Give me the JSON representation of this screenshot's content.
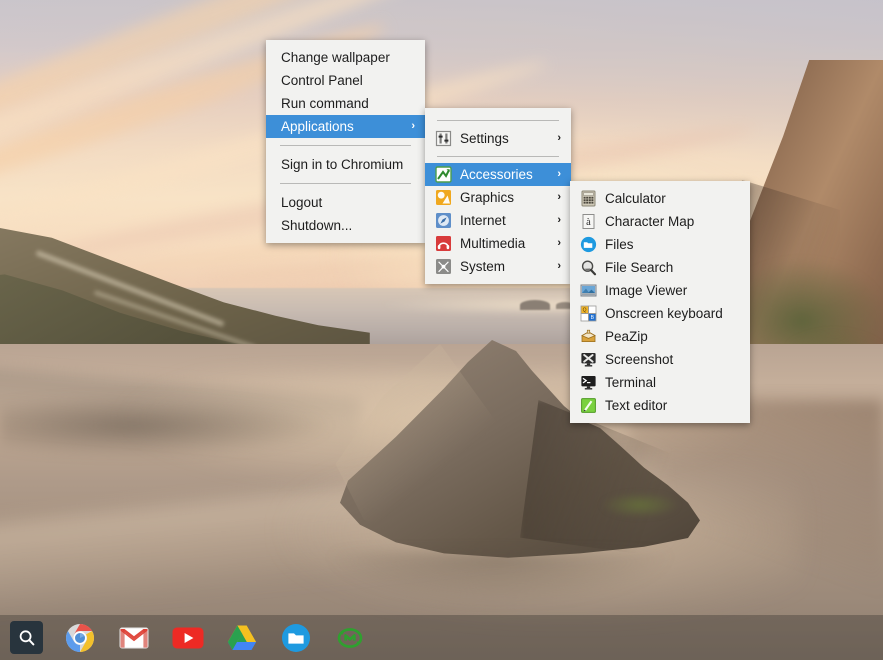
{
  "desktop": {
    "wallpaper_description": "Sunset beach with a large rock, wet sand reflections and cliffs",
    "colors": {
      "menu_background": "#f2f2f0",
      "menu_highlight": "#3d8fd8",
      "menu_text": "#1d1d1d",
      "menu_highlight_text": "#ffffff",
      "separator": "#b9b9b7",
      "taskbar_background": "rgba(34,32,30,0.30)",
      "search_button": "#28343d"
    }
  },
  "root_menu": {
    "name": "desktop-context-menu",
    "items": [
      {
        "label": "Change wallpaper",
        "type": "item",
        "has_submenu": false,
        "selected": false
      },
      {
        "label": "Control Panel",
        "type": "item",
        "has_submenu": false,
        "selected": false
      },
      {
        "label": "Run command",
        "type": "item",
        "has_submenu": false,
        "selected": false
      },
      {
        "label": "Applications",
        "type": "item",
        "has_submenu": true,
        "selected": true,
        "arrow": "›"
      },
      {
        "type": "separator"
      },
      {
        "label": "Sign in to Chromium",
        "type": "item",
        "has_submenu": false,
        "selected": false
      },
      {
        "type": "separator"
      },
      {
        "label": "Logout",
        "type": "item",
        "has_submenu": false,
        "selected": false
      },
      {
        "label": "Shutdown...",
        "type": "item",
        "has_submenu": false,
        "selected": false
      }
    ]
  },
  "applications_menu": {
    "name": "applications-submenu",
    "items": [
      {
        "type": "separator"
      },
      {
        "label": "Settings",
        "icon": "settings-sliders-icon",
        "has_submenu": true,
        "selected": false,
        "arrow": "›"
      },
      {
        "type": "separator"
      },
      {
        "label": "Accessories",
        "icon": "accessories-icon",
        "has_submenu": true,
        "selected": true,
        "arrow": "›"
      },
      {
        "label": "Graphics",
        "icon": "graphics-icon",
        "has_submenu": true,
        "selected": false,
        "arrow": "›"
      },
      {
        "label": "Internet",
        "icon": "internet-icon",
        "has_submenu": true,
        "selected": false,
        "arrow": "›"
      },
      {
        "label": "Multimedia",
        "icon": "multimedia-icon",
        "has_submenu": true,
        "selected": false,
        "arrow": "›"
      },
      {
        "label": "System",
        "icon": "system-icon",
        "has_submenu": true,
        "selected": false,
        "arrow": "›"
      }
    ]
  },
  "accessories_menu": {
    "name": "accessories-submenu",
    "items": [
      {
        "label": "Calculator",
        "icon": "calculator-icon"
      },
      {
        "label": "Character Map",
        "icon": "character-map-icon"
      },
      {
        "label": "Files",
        "icon": "files-folder-icon"
      },
      {
        "label": "File Search",
        "icon": "file-search-icon"
      },
      {
        "label": "Image Viewer",
        "icon": "image-viewer-icon"
      },
      {
        "label": "Onscreen keyboard",
        "icon": "onscreen-keyboard-icon"
      },
      {
        "label": "PeaZip",
        "icon": "peazip-icon"
      },
      {
        "label": "Screenshot",
        "icon": "screenshot-icon"
      },
      {
        "label": "Terminal",
        "icon": "terminal-icon"
      },
      {
        "label": "Text editor",
        "icon": "text-editor-icon"
      }
    ]
  },
  "taskbar": {
    "search_label": "Search",
    "items": [
      {
        "name": "chrome-icon",
        "label": "Chromium"
      },
      {
        "name": "gmail-icon",
        "label": "Gmail"
      },
      {
        "name": "youtube-icon",
        "label": "YouTube"
      },
      {
        "name": "google-drive-icon",
        "label": "Google Drive"
      },
      {
        "name": "files-icon",
        "label": "Files"
      },
      {
        "name": "recycle-icon",
        "label": "Recycle"
      }
    ]
  }
}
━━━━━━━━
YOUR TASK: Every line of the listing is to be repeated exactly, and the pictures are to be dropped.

WRITTEN REPLY:
Give me the JSON representation of this screenshot's content.
{
  "desktop": {
    "wallpaper_description": "Sunset beach with a large rock, wet sand reflections and cliffs",
    "colors": {
      "menu_background": "#f2f2f0",
      "menu_highlight": "#3d8fd8",
      "menu_text": "#1d1d1d",
      "menu_highlight_text": "#ffffff",
      "separator": "#b9b9b7",
      "taskbar_background": "rgba(34,32,30,0.30)",
      "search_button": "#28343d"
    }
  },
  "root_menu": {
    "name": "desktop-context-menu",
    "items": [
      {
        "label": "Change wallpaper",
        "type": "item",
        "has_submenu": false,
        "selected": false
      },
      {
        "label": "Control Panel",
        "type": "item",
        "has_submenu": false,
        "selected": false
      },
      {
        "label": "Run command",
        "type": "item",
        "has_submenu": false,
        "selected": false
      },
      {
        "label": "Applications",
        "type": "item",
        "has_submenu": true,
        "selected": true,
        "arrow": "›"
      },
      {
        "type": "separator"
      },
      {
        "label": "Sign in to Chromium",
        "type": "item",
        "has_submenu": false,
        "selected": false
      },
      {
        "type": "separator"
      },
      {
        "label": "Logout",
        "type": "item",
        "has_submenu": false,
        "selected": false
      },
      {
        "label": "Shutdown...",
        "type": "item",
        "has_submenu": false,
        "selected": false
      }
    ]
  },
  "applications_menu": {
    "name": "applications-submenu",
    "items": [
      {
        "type": "separator"
      },
      {
        "label": "Settings",
        "icon": "settings-sliders-icon",
        "has_submenu": true,
        "selected": false,
        "arrow": "›"
      },
      {
        "type": "separator"
      },
      {
        "label": "Accessories",
        "icon": "accessories-icon",
        "has_submenu": true,
        "selected": true,
        "arrow": "›"
      },
      {
        "label": "Graphics",
        "icon": "graphics-icon",
        "has_submenu": true,
        "selected": false,
        "arrow": "›"
      },
      {
        "label": "Internet",
        "icon": "internet-icon",
        "has_submenu": true,
        "selected": false,
        "arrow": "›"
      },
      {
        "label": "Multimedia",
        "icon": "multimedia-icon",
        "has_submenu": true,
        "selected": false,
        "arrow": "›"
      },
      {
        "label": "System",
        "icon": "system-icon",
        "has_submenu": true,
        "selected": false,
        "arrow": "›"
      }
    ]
  },
  "accessories_menu": {
    "name": "accessories-submenu",
    "items": [
      {
        "label": "Calculator",
        "icon": "calculator-icon"
      },
      {
        "label": "Character Map",
        "icon": "character-map-icon"
      },
      {
        "label": "Files",
        "icon": "files-folder-icon"
      },
      {
        "label": "File Search",
        "icon": "file-search-icon"
      },
      {
        "label": "Image Viewer",
        "icon": "image-viewer-icon"
      },
      {
        "label": "Onscreen keyboard",
        "icon": "onscreen-keyboard-icon"
      },
      {
        "label": "PeaZip",
        "icon": "peazip-icon"
      },
      {
        "label": "Screenshot",
        "icon": "screenshot-icon"
      },
      {
        "label": "Terminal",
        "icon": "terminal-icon"
      },
      {
        "label": "Text editor",
        "icon": "text-editor-icon"
      }
    ]
  },
  "taskbar": {
    "search_label": "Search",
    "items": [
      {
        "name": "chrome-icon",
        "label": "Chromium"
      },
      {
        "name": "gmail-icon",
        "label": "Gmail"
      },
      {
        "name": "youtube-icon",
        "label": "YouTube"
      },
      {
        "name": "google-drive-icon",
        "label": "Google Drive"
      },
      {
        "name": "files-icon",
        "label": "Files"
      },
      {
        "name": "recycle-icon",
        "label": "Recycle"
      }
    ]
  }
}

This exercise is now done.